His January signing Dele Alli was sadly hapless in his cameo. His initial bold decisions to drop Allan and Michael Keane did not meet with the vindication of victory. Instead, minus the ill Dominic Calvert-Lewin, they failed to score for a fourth successive league game and Lampard is unsure when last season’s top scorer will be available again.
Their best chance may have been the first. Vitalii Mykolenko’s ball over the top was met by the raiding Richarlison, who looked a more vibrant alternative to Calvert-Lewin. He drew a save from Jose Sa. Yet it set the tone: Sa was impressive, Richarlison looked Everton’s lone threat and, even when he flicked the post with a header, he was offside.
Wolves began cautiously, the stop-start nature of the first half a consequence of three stoppages when Hwang Hee-Chan went down, but stroked the ball around with superiority in the second. They struck when Neves whipped in a cross. Coady met it with a header that angled away from Jordan Pickford. “It was a magnificent goal,” Lage said. “Conor looks like a striker to score that.”
“The goal changed the whole feeling of the game and the stadium,” said Lampard.
Wolves looked much more assured with a lead. Raul Jimenez and Daniel Podence shot narrowly wide in quick succession. Pickford saved from Marcal after Neves strolled 40 yards forward without being halted.

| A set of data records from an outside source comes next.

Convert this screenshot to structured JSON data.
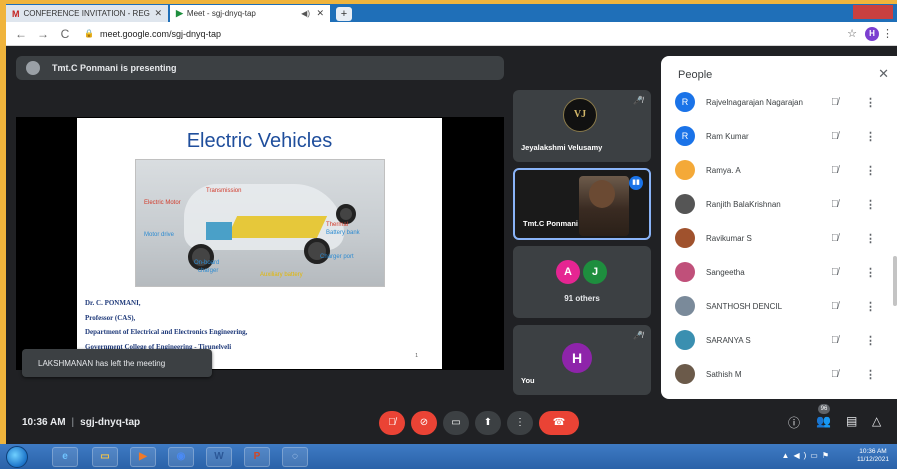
{
  "browser": {
    "tabs": [
      {
        "label": "CONFERENCE INVITATION - REG",
        "favicon": "M"
      },
      {
        "label": "Meet - sgj-dnyq-tap",
        "favicon": "▶"
      }
    ],
    "url": "meet.google.com/sgj-dnyq-tap",
    "profile_initial": "H"
  },
  "meet": {
    "presenting_text": "Tmt.C Ponmani is presenting",
    "toast": "LAKSHMANAN has left the meeting",
    "time": "10:36 AM",
    "meeting_code": "sgj-dnyq-tap",
    "participant_badge": "96"
  },
  "slide": {
    "title": "Electric Vehicles",
    "labels": {
      "transmission": "Transmission",
      "electric_motor": "Electric Motor",
      "motor_drive": "Motor drive",
      "thermal": "Thermal",
      "battery_bank": "Battery bank",
      "charger_port": "Charger port",
      "onboard": "On-board",
      "charger": "charger",
      "aux_battery": "Auxiliary battery"
    },
    "credits": [
      "Dr. C. PONMANI,",
      "Professor (CAS),",
      "Department of Electrical and Electronics Engineering,",
      "Government College of Engineering - Tirunelveli"
    ],
    "page_number": "1"
  },
  "tiles": {
    "t1": {
      "name": "Jeyalakshmi Velusamy",
      "logo": "VJ"
    },
    "t2": {
      "name": "Tmt.C Ponmani"
    },
    "t3": {
      "avatar1": "A",
      "avatar2": "J",
      "others": "91 others"
    },
    "t4": {
      "avatar": "H",
      "name": "You"
    }
  },
  "people": {
    "title": "People",
    "list": [
      {
        "name": "Rajvelnagarajan Nagarajan",
        "initial": "R",
        "color": "#1a73e8"
      },
      {
        "name": "Ram Kumar",
        "initial": "R",
        "color": "#1a73e8"
      },
      {
        "name": "Ramya. A",
        "initial": "",
        "color": "#f4a938"
      },
      {
        "name": "Ranjith BalaKrishnan",
        "initial": "",
        "color": "#555555"
      },
      {
        "name": "Ravikumar S",
        "initial": "",
        "color": "#a0522d"
      },
      {
        "name": "Sangeetha",
        "initial": "",
        "color": "#c0507a"
      },
      {
        "name": "SANTHOSH DENCIL",
        "initial": "",
        "color": "#7a8a9a"
      },
      {
        "name": "SARANYA S",
        "initial": "",
        "color": "#3a8fb0"
      },
      {
        "name": "Sathish M",
        "initial": "",
        "color": "#6b5a4a"
      }
    ]
  },
  "taskbar": {
    "clock_time": "10:36 AM",
    "clock_date": "11/12/2021"
  }
}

“One of the best second halves we did,” added Lage. It left Lampard hoping for a transformative night against Newcastle on Thursday. “We have 12 games [remaining] and we are waiting for that moment when things turn in our favour,” he said.